With a new administration and members of Congress having taken office in January, the AIC said it wanted to provide them with a ready-made primer on the role private credit plays in supporting American businesses.
Drew Maloney, president and CEO of the AIC, told Private Debt Investor: “This is part of a broader education initiative with Washington policymakers as there is currently a lack of understanding of private credit.
“Now is a critical time to talk to new members of Congress so we wanted to have a ready-made primer for them to see what the marketplace looks like today.”

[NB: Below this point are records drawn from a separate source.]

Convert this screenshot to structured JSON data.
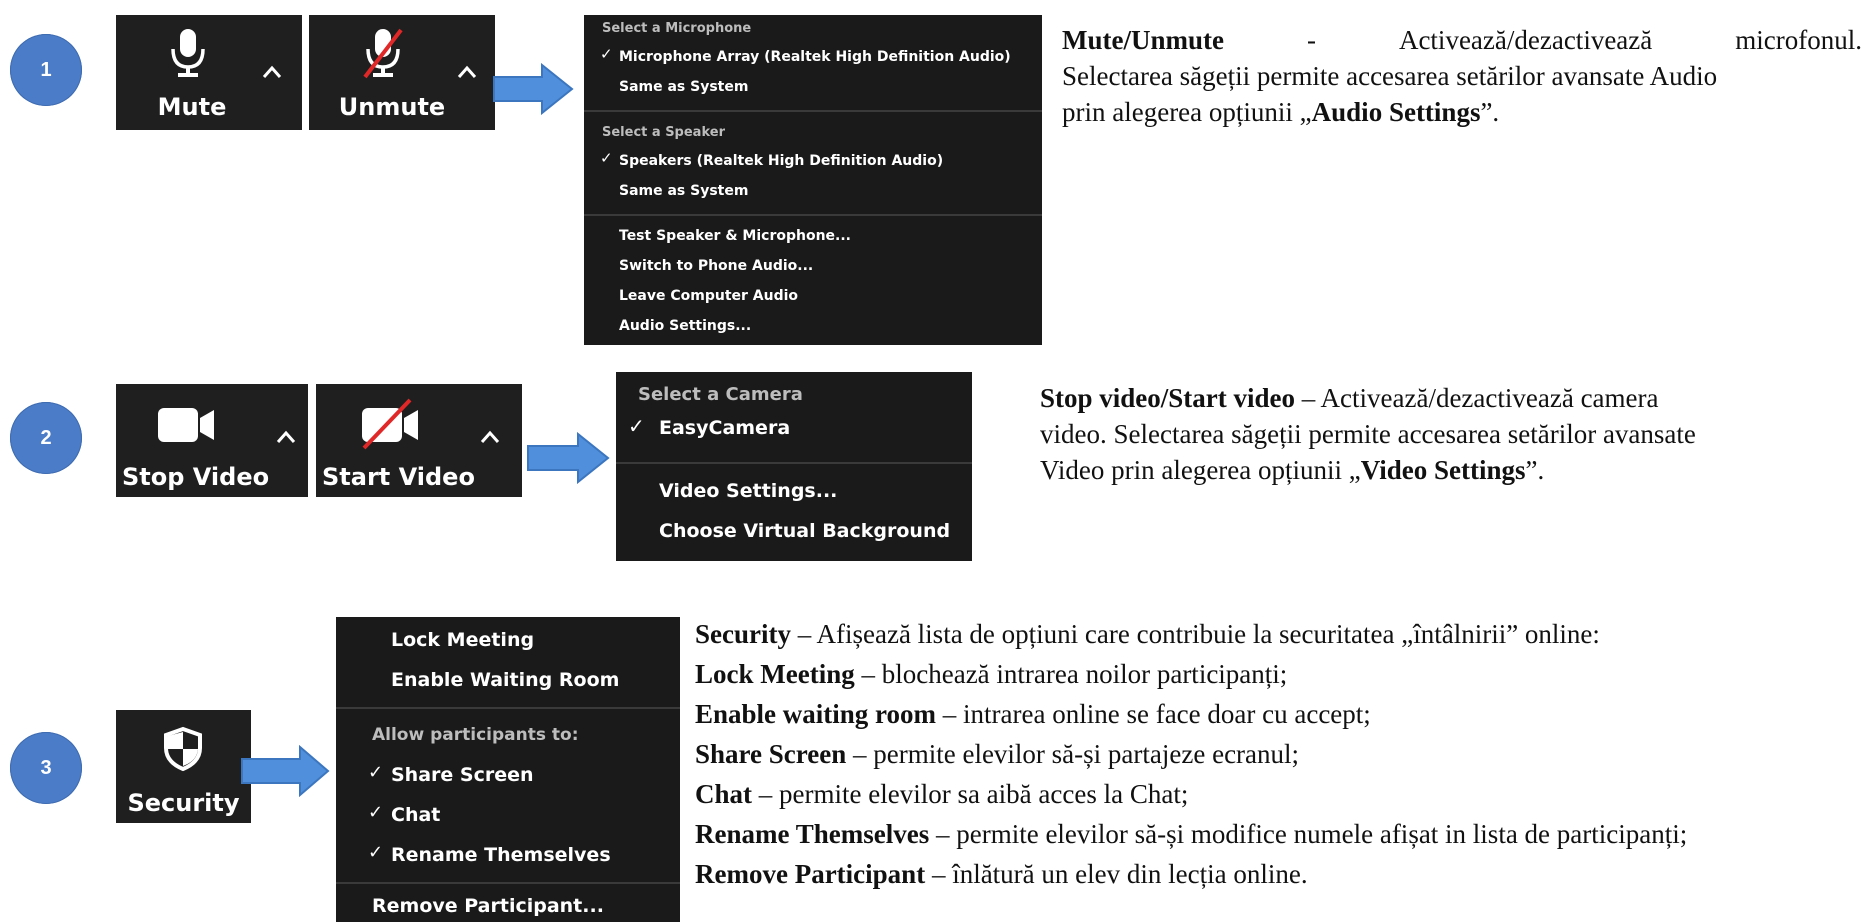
{
  "colors": {
    "step_blue": "#4a7cc7",
    "arrow_blue": "#4f8fdb",
    "zoom_dark": "#1f1f1f",
    "menu_dark": "#1a1a1a",
    "mute_red": "#e02828"
  },
  "row1": {
    "step": "1",
    "mute_label": "Mute",
    "unmute_label": "Unmute",
    "menu": {
      "mic_header": "Select a Microphone",
      "mic_items": [
        "Microphone Array (Realtek High Definition Audio)",
        "Same as System"
      ],
      "speaker_header": "Select a Speaker",
      "speaker_items": [
        "Speakers (Realtek High Definition Audio)",
        "Same as System"
      ],
      "actions": [
        "Test Speaker & Microphone...",
        "Switch to Phone Audio...",
        "Leave Computer Audio",
        "Audio Settings..."
      ]
    },
    "desc": {
      "term": "Mute/Unmute",
      "dash": "-",
      "w1": "Activează/dezactivează",
      "w2": "microfonul.",
      "line2": "Selectarea săgeții permite accesarea setărilor  avansate Audio",
      "line3_pre": "prin alegerea opțiunii „",
      "line3_bold": "Audio Settings",
      "line3_post": "”."
    }
  },
  "row2": {
    "step": "2",
    "stop_label": "Stop Video",
    "start_label": "Start Video",
    "menu": {
      "header": "Select a Camera",
      "camera": "EasyCamera",
      "actions": [
        "Video Settings...",
        "Choose Virtual Background"
      ]
    },
    "desc": {
      "term": "Stop video/Start video",
      "line1_rest": " – Activează/dezactivează camera",
      "line2": "video. Selectarea săgeții permite accesarea setărilor avansate",
      "line3_pre": "Video prin alegerea opțiunii „",
      "line3_bold": "Video Settings",
      "line3_post": "”."
    }
  },
  "row3": {
    "step": "3",
    "security_label": "Security",
    "menu": {
      "top_items": [
        "Lock Meeting",
        "Enable Waiting Room"
      ],
      "allow_header": "Allow participants to:",
      "allow_items": [
        "Share Screen",
        "Chat",
        "Rename Themselves"
      ],
      "remove": "Remove Participant..."
    },
    "desc": [
      {
        "term": "Security",
        "text": " – Afișează lista de opțiuni care contribuie la securitatea „întâlnirii” online:"
      },
      {
        "term": "Lock Meeting",
        "text": " – blochează intrarea noilor participanți;"
      },
      {
        "term": "Enable waiting room",
        "text": " – intrarea online se face doar cu accept;"
      },
      {
        "term": "Share Screen",
        "text": " – permite elevilor să-și partajeze ecranul;"
      },
      {
        "term": "Chat",
        "text": " – permite elevilor sa aibă acces la Chat;"
      },
      {
        "term": "Rename Themselves",
        "text": " – permite elevilor să-și modifice numele afișat in lista de participanți;"
      },
      {
        "term": "Remove Participant",
        "text": " – înlătură un elev din lecția online."
      }
    ]
  },
  "check_glyph": "✓"
}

In the US, private credit has been scrutinised alongside broader concerns about nonbank lending and leveraged finance, but the AIC argues that credit funds have important, countercyclical characteristics that distinguish them from other nonbank lenders.
The paper points out that credit funds are often incentivised to invest in debt worth below market value and help smooth out credit cycles. The long-term lock up structure of private credit funds also means they cannot suffer a run or fire sales of assets as banks saw during the global financial crisis.
AIC also hopes to inform policymakers of the role private credit is set to play in helping the US economy recover from the effects of the covid-19 pandemic. It points out that credit funds were able to fund companies early in the pandemic when banks and other lenders had pulled back. Covenants and lender protections used by credit funds were also demonstrated to be an effective way for lenders and borrowers to decide on actions to take with firms that got into difficulty as a result of the crisis.
Maloney adds: “My sense is that for SMEs today, private credit is the only place they can access finance. Banks have hunkered down during this time period and we’ve found private credit has become an important driver for business.”